Interpretive Summary: Leafminers of the insect family Agromyzidae are pests of many vegetables, flowers and ornamental foliage. Methyl bromide fumigation is often used as a phytosanitary treatment when quarantined leafminers are found in shipped commodities. Alternatives are sought because methyl bromide is an ozone-depleting substance that is being phased out of use. Ionizing radiation is a safe alternative that is increasing in use worldwide. A radiation dose of 400 gray is accepted by the USDA for all insects (except pupae and adults of the butterfly and moth order, Lepidoptera) on all commodities. Efforts to lower this dose and make it acceptable to other countries involve determining doses required to control major quarantine pest groups. Leafminers are one such group for which no useful information on dose required to control the pests exists. This research sought the dose required to control a major leafminer pest, Liriomyza trifolii. It was collected on cotton and bell pepper in the Weslaco, TX area and reared on green beans and bell peppers before being irradiated in the late puparial stage (the quiescent stage before the adult emerges). Leafminers collected from cotton and reared on green beans were more tolerant than those collected and reared on bell pepper. A dose of 203 Gy may control the leafminer. This research introduced a variation of statistical analysis that may be useful in phytosanitary irradiation research where the measure of control often involves a response not from the generation being irradiated but from the next generation.

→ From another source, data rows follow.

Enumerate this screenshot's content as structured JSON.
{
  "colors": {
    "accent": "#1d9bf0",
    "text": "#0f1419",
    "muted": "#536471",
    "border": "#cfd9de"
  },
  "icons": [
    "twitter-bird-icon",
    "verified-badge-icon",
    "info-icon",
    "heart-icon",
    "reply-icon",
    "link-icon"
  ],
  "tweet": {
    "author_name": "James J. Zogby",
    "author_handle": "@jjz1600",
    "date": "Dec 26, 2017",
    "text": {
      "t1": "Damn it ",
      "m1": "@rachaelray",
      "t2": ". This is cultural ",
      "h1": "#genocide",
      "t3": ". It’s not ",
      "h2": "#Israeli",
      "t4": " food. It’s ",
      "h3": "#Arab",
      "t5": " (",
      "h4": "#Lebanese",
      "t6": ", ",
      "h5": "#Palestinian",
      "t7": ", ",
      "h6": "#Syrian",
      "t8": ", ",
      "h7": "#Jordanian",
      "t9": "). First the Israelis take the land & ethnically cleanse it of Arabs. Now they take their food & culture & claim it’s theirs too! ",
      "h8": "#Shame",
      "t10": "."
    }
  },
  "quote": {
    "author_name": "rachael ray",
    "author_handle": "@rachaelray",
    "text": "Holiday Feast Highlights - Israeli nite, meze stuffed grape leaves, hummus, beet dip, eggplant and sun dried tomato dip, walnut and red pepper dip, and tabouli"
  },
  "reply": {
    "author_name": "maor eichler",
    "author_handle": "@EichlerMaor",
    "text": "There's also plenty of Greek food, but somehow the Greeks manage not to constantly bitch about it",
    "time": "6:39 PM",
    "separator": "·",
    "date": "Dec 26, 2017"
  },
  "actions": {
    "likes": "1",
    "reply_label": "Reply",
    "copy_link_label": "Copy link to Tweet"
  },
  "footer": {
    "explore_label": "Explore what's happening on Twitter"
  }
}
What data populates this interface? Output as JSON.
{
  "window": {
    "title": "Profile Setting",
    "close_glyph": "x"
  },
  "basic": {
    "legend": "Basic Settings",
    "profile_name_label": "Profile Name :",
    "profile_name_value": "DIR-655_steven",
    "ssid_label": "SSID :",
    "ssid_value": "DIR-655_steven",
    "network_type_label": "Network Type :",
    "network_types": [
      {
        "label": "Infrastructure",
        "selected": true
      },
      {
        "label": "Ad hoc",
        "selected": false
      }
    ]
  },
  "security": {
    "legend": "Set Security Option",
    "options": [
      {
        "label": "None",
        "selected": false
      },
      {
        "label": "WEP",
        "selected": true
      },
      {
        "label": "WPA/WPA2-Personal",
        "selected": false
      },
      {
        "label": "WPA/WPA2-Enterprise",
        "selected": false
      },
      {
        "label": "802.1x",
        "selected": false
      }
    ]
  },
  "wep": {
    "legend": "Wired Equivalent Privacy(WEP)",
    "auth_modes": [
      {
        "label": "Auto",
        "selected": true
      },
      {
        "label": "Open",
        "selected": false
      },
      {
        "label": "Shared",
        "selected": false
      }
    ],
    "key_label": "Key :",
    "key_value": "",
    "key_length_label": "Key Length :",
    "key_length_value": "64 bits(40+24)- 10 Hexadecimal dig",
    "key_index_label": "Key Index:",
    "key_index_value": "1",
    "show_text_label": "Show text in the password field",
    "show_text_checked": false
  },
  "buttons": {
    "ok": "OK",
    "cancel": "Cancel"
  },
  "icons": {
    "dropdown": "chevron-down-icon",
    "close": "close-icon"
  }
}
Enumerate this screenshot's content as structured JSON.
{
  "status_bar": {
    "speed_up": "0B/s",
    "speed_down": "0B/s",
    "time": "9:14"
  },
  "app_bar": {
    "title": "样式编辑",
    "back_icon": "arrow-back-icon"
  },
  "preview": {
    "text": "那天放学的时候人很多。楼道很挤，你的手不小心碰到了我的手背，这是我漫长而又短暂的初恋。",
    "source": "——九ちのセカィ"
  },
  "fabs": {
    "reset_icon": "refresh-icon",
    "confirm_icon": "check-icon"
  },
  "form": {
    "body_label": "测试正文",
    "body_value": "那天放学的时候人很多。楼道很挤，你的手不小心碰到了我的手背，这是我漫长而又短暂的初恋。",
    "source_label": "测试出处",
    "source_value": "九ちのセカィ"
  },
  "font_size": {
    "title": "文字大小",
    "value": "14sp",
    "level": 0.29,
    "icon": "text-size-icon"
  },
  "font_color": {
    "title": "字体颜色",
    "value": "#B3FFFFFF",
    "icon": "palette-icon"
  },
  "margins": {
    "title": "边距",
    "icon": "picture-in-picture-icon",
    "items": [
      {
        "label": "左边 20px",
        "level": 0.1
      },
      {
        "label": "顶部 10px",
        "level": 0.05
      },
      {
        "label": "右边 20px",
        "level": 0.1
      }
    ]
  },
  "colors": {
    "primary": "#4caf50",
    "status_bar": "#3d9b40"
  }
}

Agromyzid leafminers are economic and quarantine pests of a variety of vegetables, flowers and ornamental foliage. Methyl bromide fumigation is often used as a phytosanitary treatment when quarantined agromyzids are found in shipped commodities; alternative treatments are sought. Ionizing radiation is a viable alternative that is increasing in worldwide use. A dose of 400 Gy is accepted by APHIS, USDA for all insects (except Lepidoptera pupae and adults) on all commodities. Efforts to lower this dose and make it acceptable to other countries involve determining radiotolerance of representatives from major quarantine pest families. Agromyzidae is one such family for which no useful information on radiotolerance exists. This research sought the dose required to control a major agromyzid pest, Liriomyza trifolii (Burgess). It was collected on Gossypium hirsutum L. and Capsicum annuum L. in the Weslaco, TX area and reared on Phaseolus vulgaris L. and C. annuum, respectively, before being irradiated in the late puparial stage. The measure of efficacy was prevention of F(1) mine formation. Puparia collected from G. Hirsutum and reared on P. vulgaris were more radiotolerant than those collected and reared on C. annuum. A dose of 203 Gy may prevent F(1) mine formation of L. trifolii. This research introduced a variation of probit analysis where the direct response of the treated individual is not measured, but the response of the F(1) generation is. This type of analysis is useful in phytosanitary irradiation research where the measure of efficacy often involves a response of the F(1) generation.